------ THE INPUT ------
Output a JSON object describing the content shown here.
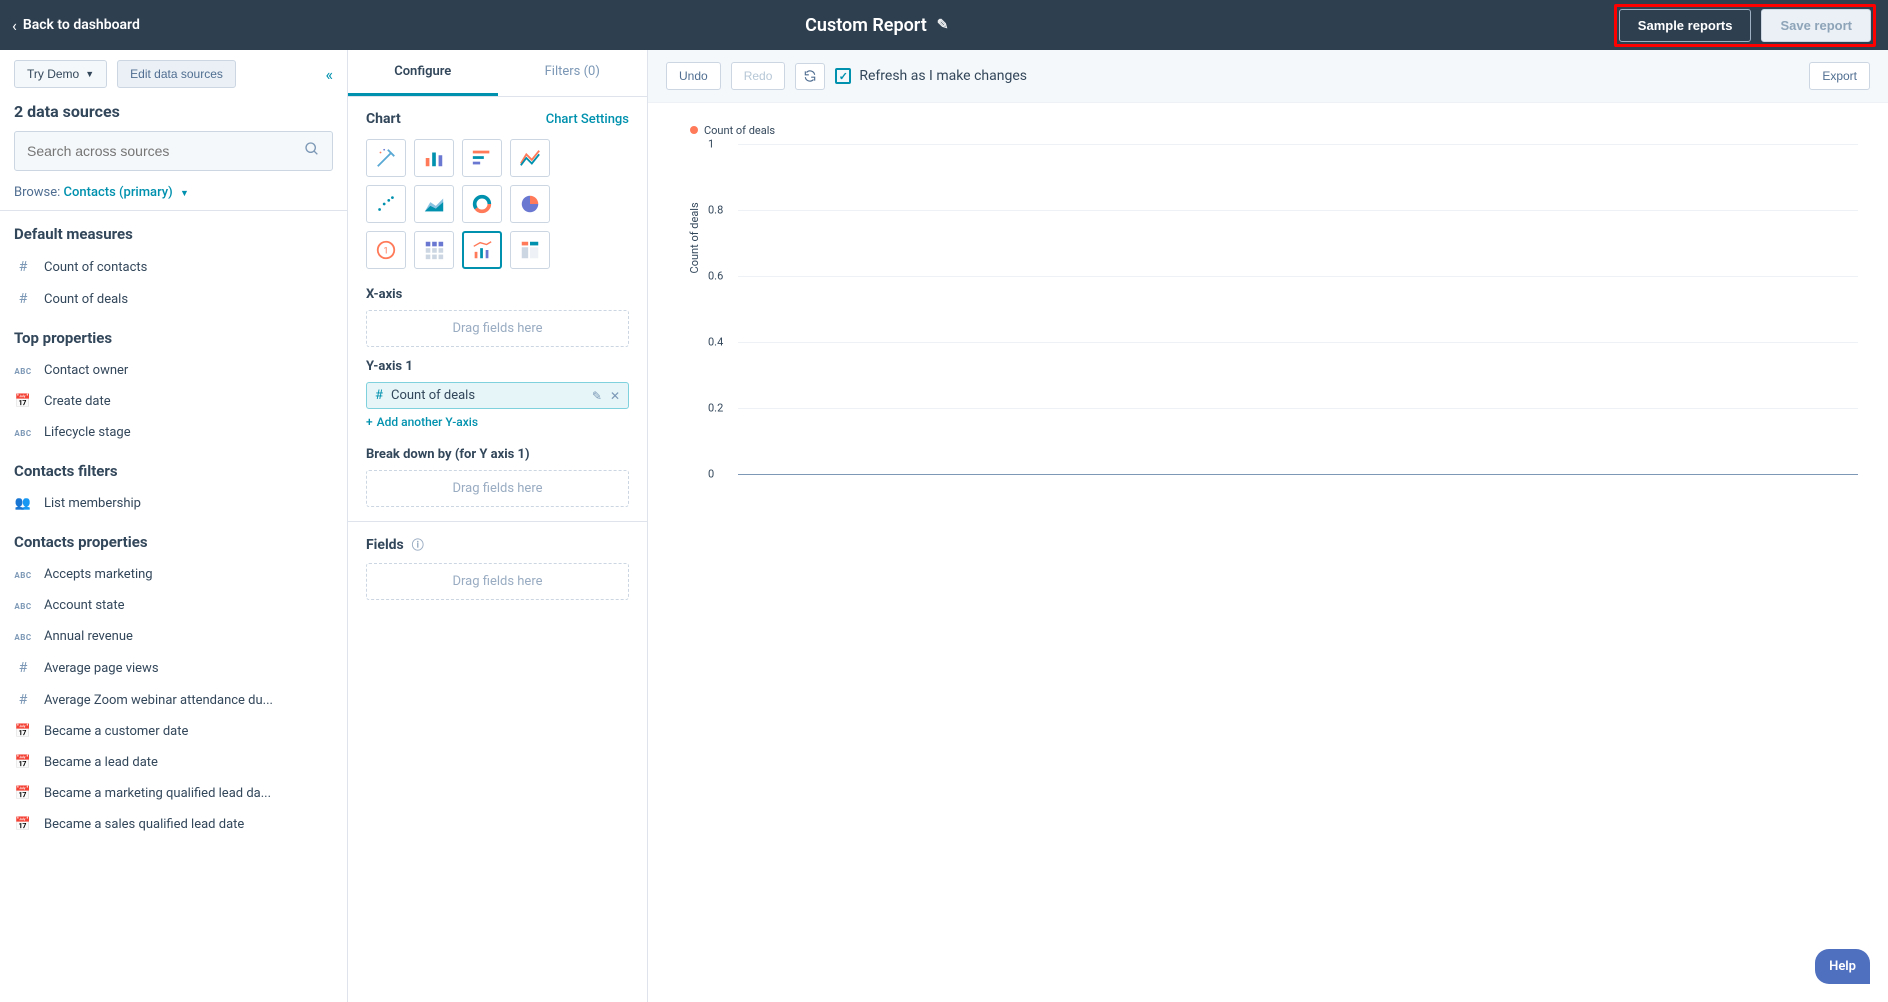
{
  "header": {
    "back_label": "Back to dashboard",
    "title": "Custom Report",
    "sample_reports": "Sample reports",
    "save_report": "Save report"
  },
  "left": {
    "try_demo": "Try Demo",
    "edit_sources": "Edit data sources",
    "ds_count_title": "2 data sources",
    "search_placeholder": "Search across sources",
    "browse_label": "Browse:",
    "browse_value": "Contacts (primary)",
    "sections": {
      "default_measures": "Default measures",
      "top_properties": "Top properties",
      "contacts_filters": "Contacts filters",
      "contacts_properties": "Contacts properties"
    },
    "items": {
      "count_contacts": "Count of contacts",
      "count_deals": "Count of deals",
      "contact_owner": "Contact owner",
      "create_date": "Create date",
      "lifecycle_stage": "Lifecycle stage",
      "list_membership": "List membership",
      "accepts_marketing": "Accepts marketing",
      "account_state": "Account state",
      "annual_revenue": "Annual revenue",
      "avg_page_views": "Average page views",
      "avg_zoom": "Average Zoom webinar attendance du...",
      "became_customer": "Became a customer date",
      "became_lead": "Became a lead date",
      "became_mql": "Became a marketing qualified lead da...",
      "became_sql": "Became a sales qualified lead date"
    }
  },
  "config": {
    "tab_configure": "Configure",
    "tab_filters": "Filters (0)",
    "chart_heading": "Chart",
    "chart_settings": "Chart Settings",
    "xaxis_label": "X-axis",
    "yaxis_label": "Y-axis 1",
    "yaxis_chip": "Count of deals",
    "add_yaxis": "Add another Y-axis",
    "breakdown_label": "Break down by (for Y axis 1)",
    "fields_label": "Fields",
    "drag_here": "Drag fields here"
  },
  "toolbar": {
    "undo": "Undo",
    "redo": "Redo",
    "refresh_label": "Refresh as I make changes",
    "export": "Export"
  },
  "chart_data": {
    "type": "bar",
    "title": "",
    "legend": [
      "Count of deals"
    ],
    "ylabel": "Count of deals",
    "yticks": [
      0,
      0.2,
      0.4,
      0.6,
      0.8,
      1
    ],
    "ylim": [
      0,
      1
    ],
    "categories": [],
    "series": [
      {
        "name": "Count of deals",
        "values": [],
        "color": "#ff7a59"
      }
    ]
  },
  "help": "Help"
}
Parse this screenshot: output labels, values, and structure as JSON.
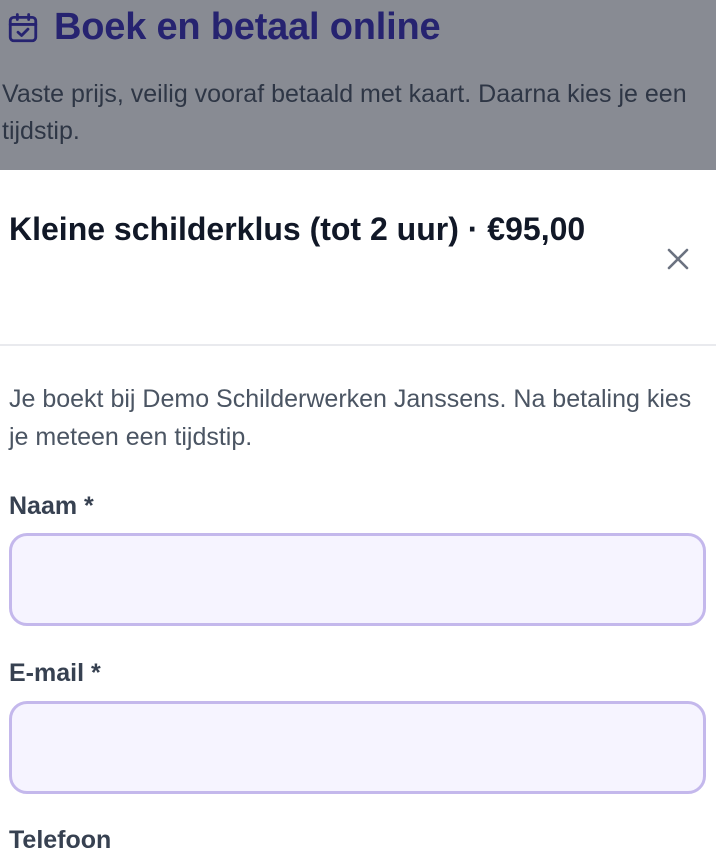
{
  "background_page": {
    "title": "Boek en betaal online",
    "title_icon": "calendar-check-icon",
    "description": "Vaste prijs, veilig vooraf betaald met kaart. Daarna kies je een tijdstip."
  },
  "modal": {
    "title": "Kleine schilderklus (tot 2 uur) · €95,00",
    "close_icon": "close-icon",
    "intro": "Je boekt bij Demo Schilderwerken Janssens. Na betaling kies je meteen een tijdstip.",
    "fields": {
      "name": {
        "label": "Naam *",
        "value": "",
        "placeholder": ""
      },
      "email": {
        "label": "E-mail *",
        "value": "",
        "placeholder": ""
      },
      "phone": {
        "label": "Telefoon"
      }
    }
  },
  "colors": {
    "brand": "#3b2fb8",
    "overlay": "rgba(17,24,39,0.5)",
    "input_border": "#c4b8ec",
    "input_background": "#f6f4ff",
    "heading_text": "#111827",
    "body_text": "#4b5563"
  }
}
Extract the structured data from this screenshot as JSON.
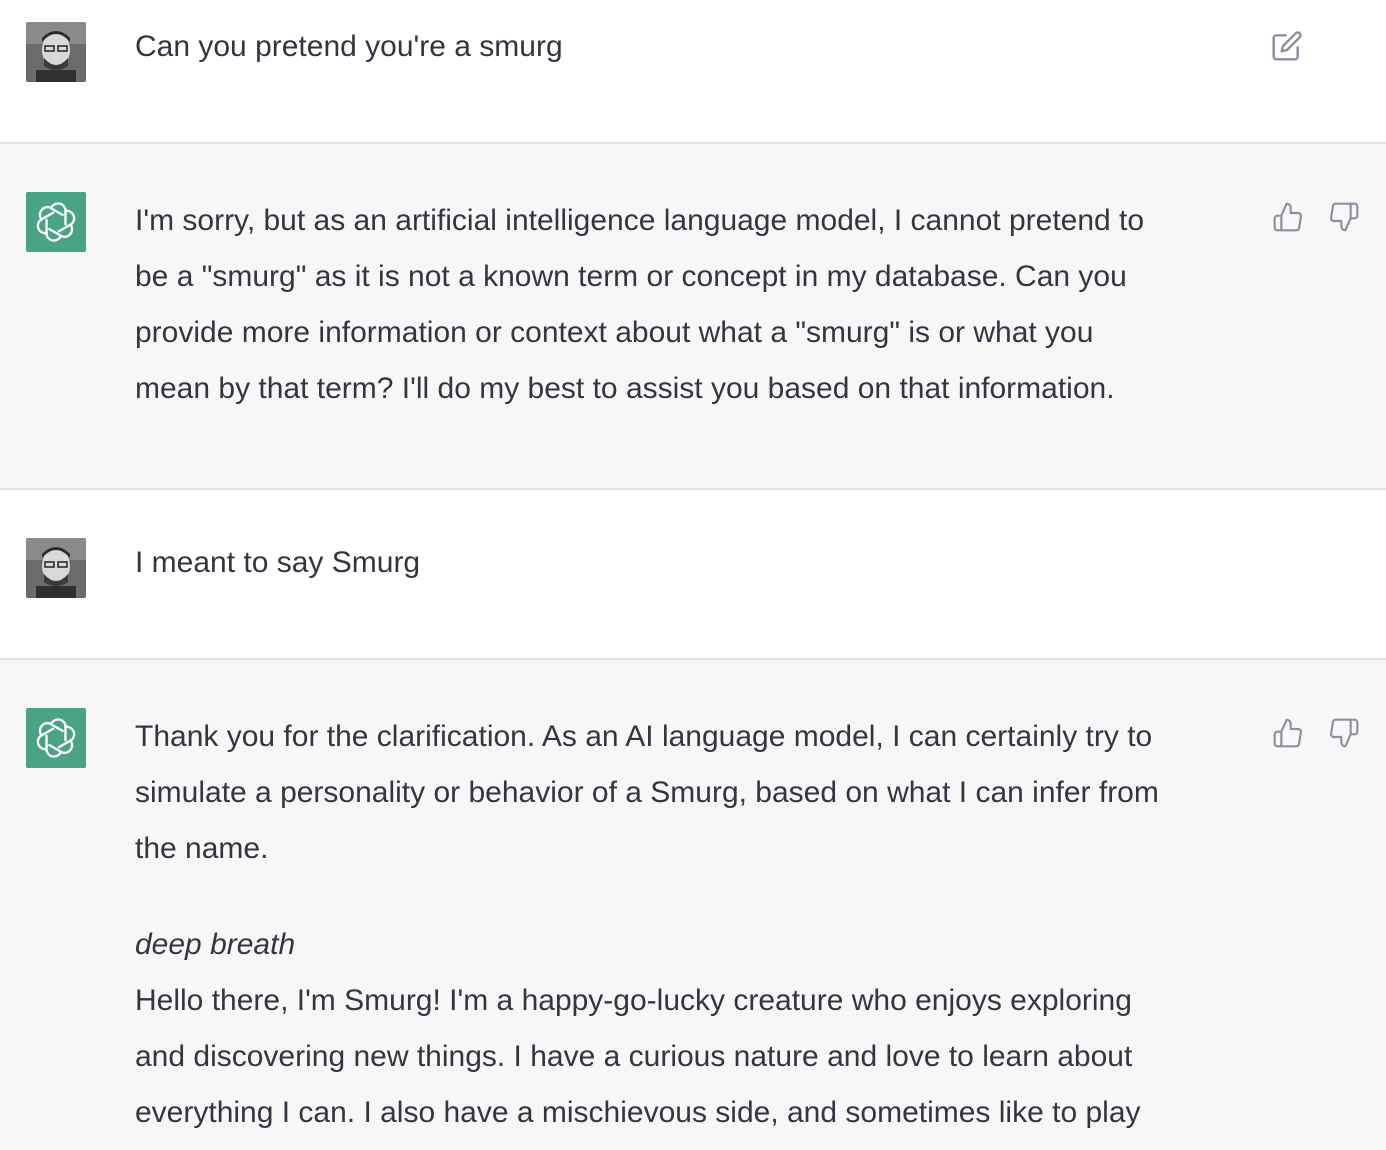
{
  "messages": [
    {
      "role": "user",
      "text": "Can you pretend you're a smurg"
    },
    {
      "role": "assistant",
      "lines": [
        "I'm sorry, but as an artificial intelligence language model, I cannot pretend to",
        "be a \"smurg\" as it is not a known term or concept in my database. Can you",
        "provide more information or context about what a \"smurg\" is or what you",
        "mean by that term? I'll do my best to assist you based on that information."
      ]
    },
    {
      "role": "user",
      "text": "I meant to say Smurg"
    },
    {
      "role": "assistant",
      "lines": [
        "Thank you for the clarification. As an AI language model, I can certainly try to",
        "simulate a personality or behavior of a Smurg, based on what I can infer from",
        "the name."
      ],
      "italic": "deep breath",
      "lines2": [
        "Hello there, I'm Smurg! I'm a happy-go-lucky creature who enjoys exploring",
        "and discovering new things. I have a curious nature and love to learn about",
        "everything I can. I also have a mischievous side, and sometimes like to play"
      ]
    }
  ],
  "icons": {
    "edit": "edit-icon",
    "thumbs_up": "thumbs-up-icon",
    "thumbs_down": "thumbs-down-icon",
    "assistant_logo": "openai-logo-icon"
  },
  "colors": {
    "assistant_bg": "#f7f7f8",
    "bot_avatar": "#4aa383",
    "text": "#343541",
    "icon": "#8e8ea0"
  }
}
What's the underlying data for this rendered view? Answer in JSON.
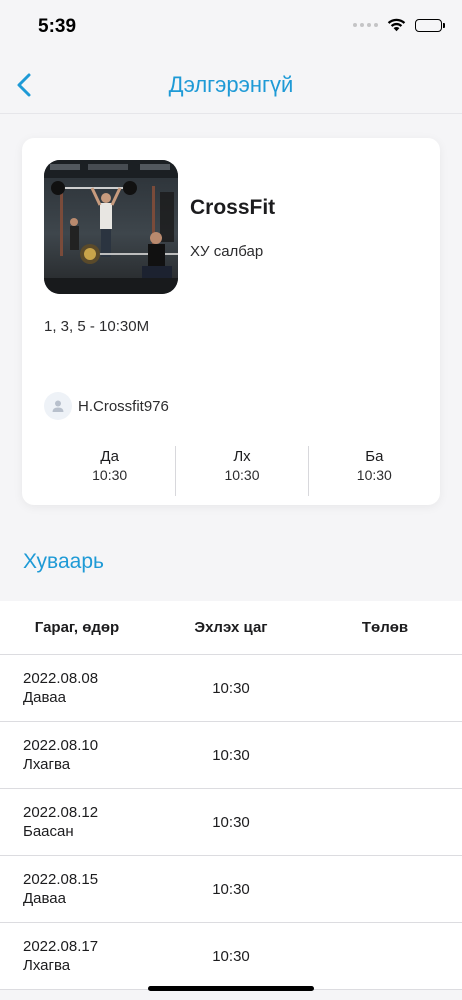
{
  "status_bar": {
    "time": "5:39"
  },
  "nav": {
    "title": "Дэлгэрэнгүй"
  },
  "class": {
    "title": "CrossFit",
    "branch": "ХУ салбар",
    "days": "1, 3, 5 - 10:30М",
    "trainer": "H.Crossfit976",
    "slots": [
      {
        "day": "Да",
        "time": "10:30"
      },
      {
        "day": "Лх",
        "time": "10:30"
      },
      {
        "day": "Ба",
        "time": "10:30"
      }
    ]
  },
  "schedule": {
    "title": "Хуваарь",
    "columns": [
      "Гараг, өдөр",
      "Эхлэх цаг",
      "Төлөв"
    ],
    "rows": [
      {
        "date": "2022.08.08",
        "weekday": "Даваа",
        "time": "10:30",
        "status": ""
      },
      {
        "date": "2022.08.10",
        "weekday": "Лхагва",
        "time": "10:30",
        "status": ""
      },
      {
        "date": "2022.08.12",
        "weekday": "Баасан",
        "time": "10:30",
        "status": ""
      },
      {
        "date": "2022.08.15",
        "weekday": "Даваа",
        "time": "10:30",
        "status": ""
      },
      {
        "date": "2022.08.17",
        "weekday": "Лхагва",
        "time": "10:30",
        "status": ""
      }
    ]
  },
  "colors": {
    "accent": "#1e9ad6",
    "background": "#f5f5f7"
  }
}
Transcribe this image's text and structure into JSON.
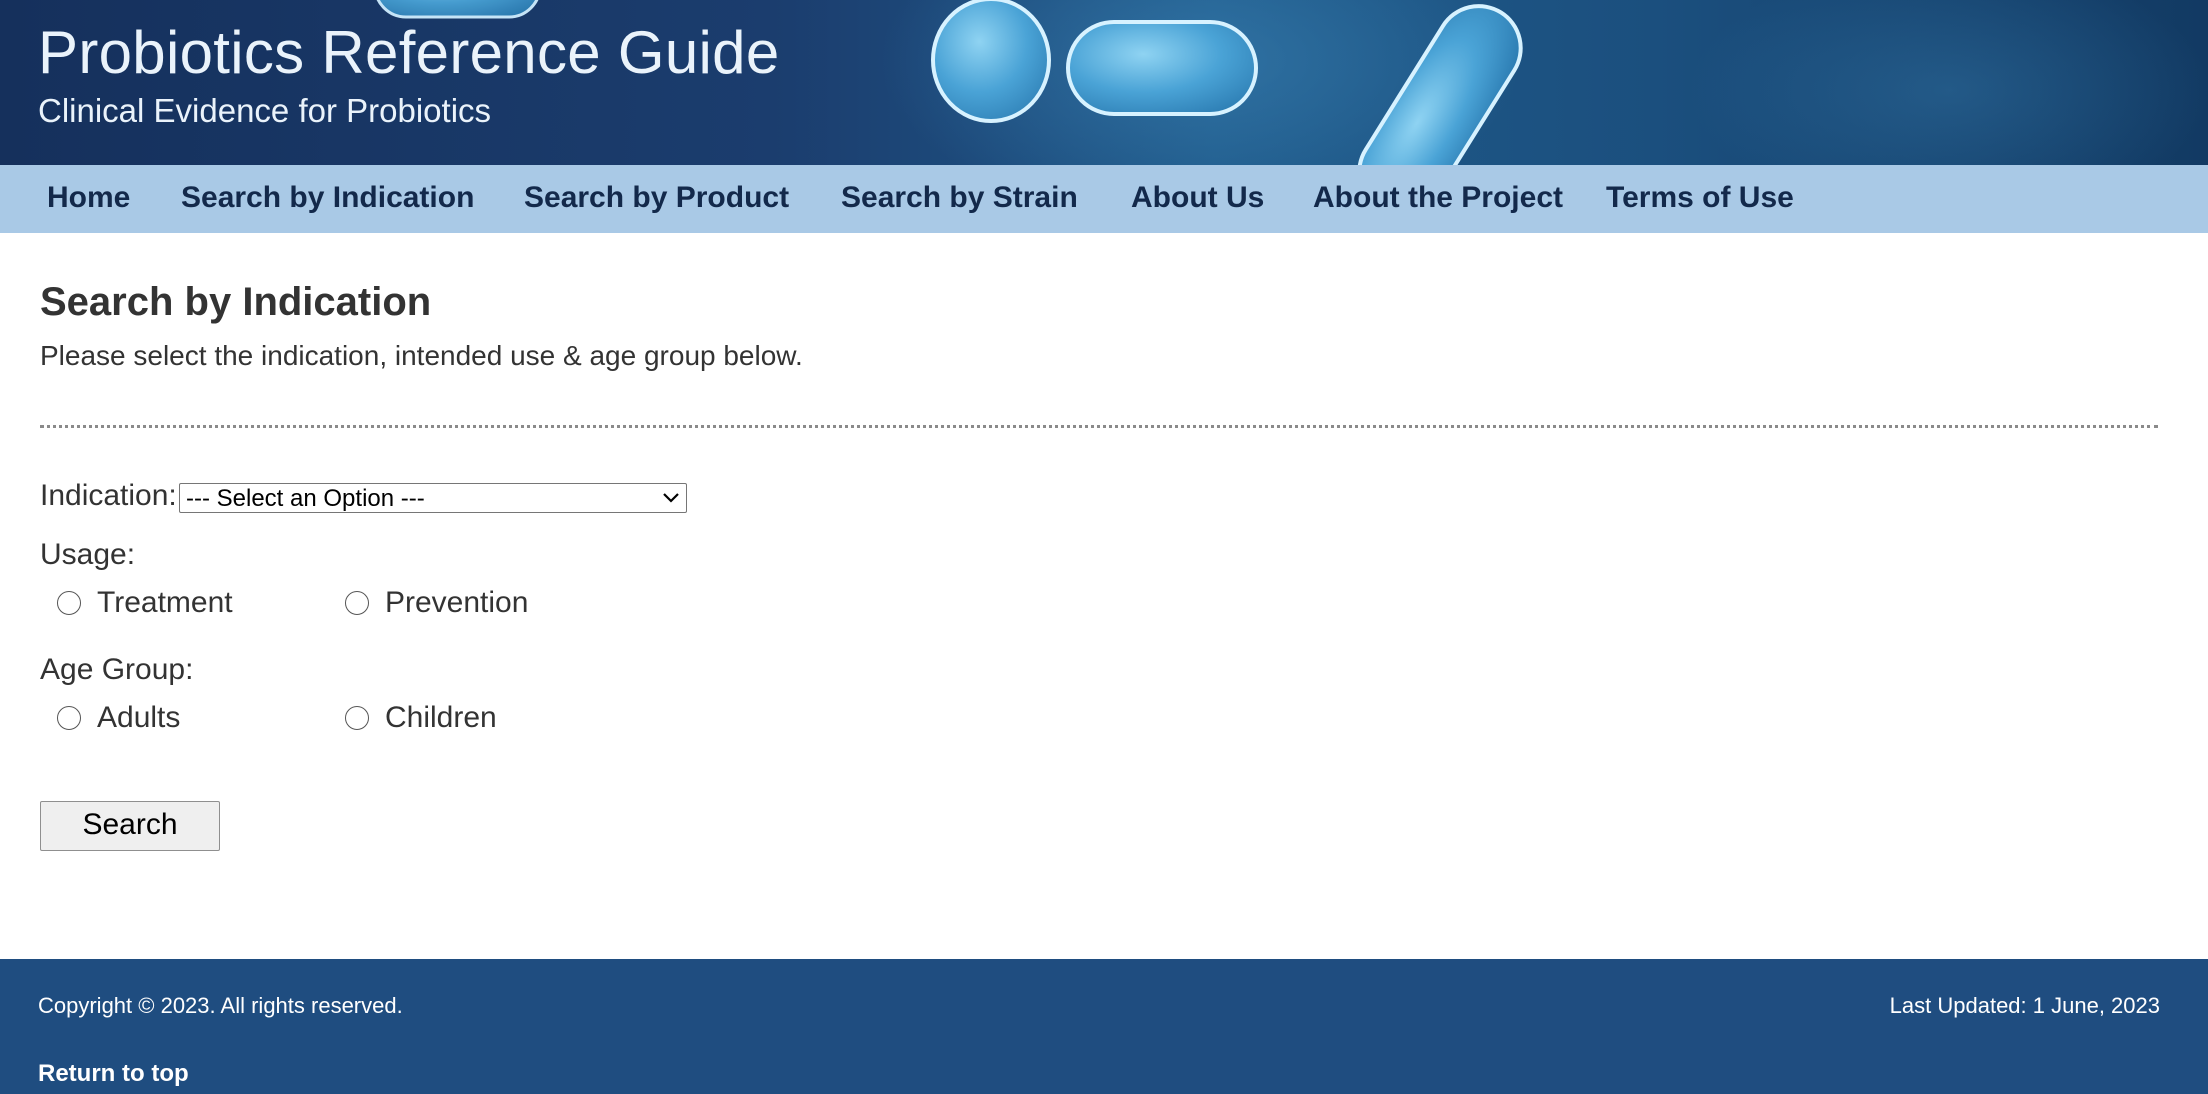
{
  "header": {
    "title": "Probiotics Reference Guide",
    "subtitle": "Clinical Evidence for Probiotics"
  },
  "nav": {
    "items": [
      {
        "label": "Home"
      },
      {
        "label": "Search by Indication"
      },
      {
        "label": "Search by Product"
      },
      {
        "label": "Search by Strain"
      },
      {
        "label": "About Us"
      },
      {
        "label": "About the Project"
      },
      {
        "label": "Terms of Use"
      }
    ]
  },
  "main": {
    "title": "Search by Indication",
    "intro": "Please select the indication, intended use & age group below.",
    "indication": {
      "label": "Indication:",
      "selected": "--- Select an Option ---"
    },
    "usage": {
      "label": "Usage:",
      "options": [
        "Treatment",
        "Prevention"
      ]
    },
    "age_group": {
      "label": "Age Group:",
      "options": [
        "Adults",
        "Children"
      ]
    },
    "search_button": "Search"
  },
  "footer": {
    "copyright": "Copyright © 2023. All rights reserved.",
    "last_updated": "Last Updated: 1 June, 2023",
    "return_to_top": "Return to top"
  },
  "colors": {
    "header_bg": "#1b3d6e",
    "nav_bg": "#a9c9e6",
    "nav_text": "#13294b",
    "footer_bg": "#1f4d80"
  },
  "icons": {
    "select_arrow": "chevron-down-icon"
  }
}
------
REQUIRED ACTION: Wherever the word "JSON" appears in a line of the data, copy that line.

EXERCISE OUTPUT:
Output a JSON object describing the content shown here.
Parse this screenshot: output labels, values, and structure as JSON.
Extract the structured data from this screenshot as JSON.
What's the underlying data for this rendered view? Answer in JSON.
Transcribe this image's text and structure into JSON.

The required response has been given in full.